The new year will bring a growing realization among corporate executives everywhere that the underlying catalyst behind Occupy Wall Street, the Arab Spring, and other forms of protest will actually begin to impact the private sector. What is that catalyst? Let's call it the expectation of engagement.
A recent New York Times column by Tom Friedman referred to our living in a “democratization of expectations,” the new expectation that all individuals should be able to participate in shaping their own careers, citizenship, and future.
The column quoted Dov Seidman, a leading authority on the subject, who said, “The days of leading countries or companies via a one-way conversation are over. The old system of command and control – using carrots and sticks – to exert power over people is fast being replaced by ‘connect and collaborate' to generate power through people. Leaders and managers cannot just impose their will.”
Want proof? Think Netflix and pricing, Bank of America and debit fees, Gap and its new logo, and so on.
The companies we admire these days tend be those that really engage with their employees and customers. They actively listen and co-create the future with these constituents in order to assure robust times ahead. They tend to empower their people to engage with customers on a real-time basis. Think Home Depot, IBM, and P&G.
Companies that run in a traditionally hierarchical fashion have futures that will get very bumpy. Corporate employees are no different than public citizens – they want to be heard and respected and their expectations are changing. They see the world around them changing and not only in high-profile political events, but in the way their friends and colleagues are increasingly being engaged by progressive employers. How long will it take for them to find ways to activate their own peers to demand more engagement from their management?
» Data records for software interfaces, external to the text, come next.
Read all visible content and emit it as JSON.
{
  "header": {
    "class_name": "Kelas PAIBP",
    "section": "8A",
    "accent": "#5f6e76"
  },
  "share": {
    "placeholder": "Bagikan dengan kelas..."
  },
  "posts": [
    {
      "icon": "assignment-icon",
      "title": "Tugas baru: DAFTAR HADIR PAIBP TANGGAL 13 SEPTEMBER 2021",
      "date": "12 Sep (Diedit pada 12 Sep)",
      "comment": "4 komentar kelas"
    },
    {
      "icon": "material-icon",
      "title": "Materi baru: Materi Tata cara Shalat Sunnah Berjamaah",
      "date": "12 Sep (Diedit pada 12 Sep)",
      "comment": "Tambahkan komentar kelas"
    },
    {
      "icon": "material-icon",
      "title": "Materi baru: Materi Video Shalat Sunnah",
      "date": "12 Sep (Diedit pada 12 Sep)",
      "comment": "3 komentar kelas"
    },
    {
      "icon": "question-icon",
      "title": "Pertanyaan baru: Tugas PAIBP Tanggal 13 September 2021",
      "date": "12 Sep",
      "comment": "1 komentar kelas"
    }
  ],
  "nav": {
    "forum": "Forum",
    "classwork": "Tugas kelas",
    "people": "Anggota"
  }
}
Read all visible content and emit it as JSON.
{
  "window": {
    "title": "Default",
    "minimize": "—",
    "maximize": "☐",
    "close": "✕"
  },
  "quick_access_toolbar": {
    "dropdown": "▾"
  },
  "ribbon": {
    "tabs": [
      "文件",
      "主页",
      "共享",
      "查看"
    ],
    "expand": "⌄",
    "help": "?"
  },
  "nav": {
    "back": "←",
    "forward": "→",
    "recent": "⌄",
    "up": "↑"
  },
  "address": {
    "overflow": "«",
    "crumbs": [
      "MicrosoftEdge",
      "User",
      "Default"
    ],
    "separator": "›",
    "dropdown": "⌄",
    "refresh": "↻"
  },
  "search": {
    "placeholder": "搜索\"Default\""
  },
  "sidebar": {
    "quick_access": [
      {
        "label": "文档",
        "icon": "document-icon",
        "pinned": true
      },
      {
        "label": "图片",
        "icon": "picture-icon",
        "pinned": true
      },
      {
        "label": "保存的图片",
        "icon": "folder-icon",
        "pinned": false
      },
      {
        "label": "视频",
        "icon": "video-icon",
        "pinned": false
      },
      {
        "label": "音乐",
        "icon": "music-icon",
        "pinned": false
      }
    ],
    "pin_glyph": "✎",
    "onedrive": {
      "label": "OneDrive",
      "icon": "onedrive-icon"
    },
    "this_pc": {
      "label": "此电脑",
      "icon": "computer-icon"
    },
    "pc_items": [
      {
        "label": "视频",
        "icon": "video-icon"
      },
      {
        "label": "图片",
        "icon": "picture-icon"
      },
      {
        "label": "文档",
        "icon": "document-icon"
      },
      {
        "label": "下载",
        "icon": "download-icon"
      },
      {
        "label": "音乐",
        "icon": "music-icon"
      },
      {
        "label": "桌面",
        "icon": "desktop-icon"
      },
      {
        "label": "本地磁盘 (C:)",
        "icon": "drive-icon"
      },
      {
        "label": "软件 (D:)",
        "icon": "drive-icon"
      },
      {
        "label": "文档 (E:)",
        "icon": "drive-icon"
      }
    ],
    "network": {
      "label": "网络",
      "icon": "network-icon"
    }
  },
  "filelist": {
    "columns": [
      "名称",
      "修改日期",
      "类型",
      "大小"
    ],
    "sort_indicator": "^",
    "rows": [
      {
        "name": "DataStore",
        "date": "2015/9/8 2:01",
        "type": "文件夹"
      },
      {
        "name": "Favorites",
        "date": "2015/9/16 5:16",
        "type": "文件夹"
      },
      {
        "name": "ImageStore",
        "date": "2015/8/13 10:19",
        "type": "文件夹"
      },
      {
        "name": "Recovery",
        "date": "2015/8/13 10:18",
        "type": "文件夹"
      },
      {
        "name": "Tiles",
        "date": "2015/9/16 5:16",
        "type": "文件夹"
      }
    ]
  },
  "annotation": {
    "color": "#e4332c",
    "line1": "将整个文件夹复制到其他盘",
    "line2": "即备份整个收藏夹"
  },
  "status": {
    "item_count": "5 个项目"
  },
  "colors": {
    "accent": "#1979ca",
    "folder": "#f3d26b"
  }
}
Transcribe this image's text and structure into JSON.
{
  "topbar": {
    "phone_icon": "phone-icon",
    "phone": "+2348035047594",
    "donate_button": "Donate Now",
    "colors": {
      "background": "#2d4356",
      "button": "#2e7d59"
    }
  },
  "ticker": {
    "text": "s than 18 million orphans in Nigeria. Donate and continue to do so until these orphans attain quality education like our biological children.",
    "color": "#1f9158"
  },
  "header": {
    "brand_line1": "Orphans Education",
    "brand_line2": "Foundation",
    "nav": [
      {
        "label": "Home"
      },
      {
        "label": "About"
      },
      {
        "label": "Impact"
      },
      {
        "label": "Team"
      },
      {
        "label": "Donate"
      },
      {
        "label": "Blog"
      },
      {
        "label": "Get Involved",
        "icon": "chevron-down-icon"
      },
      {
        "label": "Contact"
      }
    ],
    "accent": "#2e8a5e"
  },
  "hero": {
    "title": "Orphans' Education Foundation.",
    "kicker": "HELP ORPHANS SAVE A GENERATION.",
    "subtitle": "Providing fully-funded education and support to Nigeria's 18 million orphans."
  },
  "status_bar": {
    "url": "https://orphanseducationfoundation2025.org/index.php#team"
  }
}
The digital and social media revolution has forever changed the communications requirements of leaders. Successful leaders embrace a transformative approach in which they fully understand the ecosystem in which their stakeholders operate.
Real engagement in the new digital world requires more than just retooling existing messages for electronic distribution. It requires a fundamental belief that listening to, partnering with, and even occasionally crowdsourcing ideas with key stakeholders ultimately results in better decision-making, which leads to more satisfied customers, motivated employees, and so on. The only catch: you really better believe this because this is where stakeholder expectations now reside.
Is there risk associated with this new way of conducting business and the associated absence of control? Of course, but it is a new world and control no longer exists (if it ever did). The more enlightened leaders realize that open, public conversations about their brand, their work environment, etc., are taking place regardless and will continue to do so.
The question is will these leaders engage in that dialogue or stay back? For sure, risk is associated with either choice, but risk cannot be avoided – it is to be managed.
Bob Feldman is cofounder and principal of PulsePoint Group, a digital and management consulting firm. He can be reached at firstname.lastname@example.org. His column focuses on management of the corporate communications function.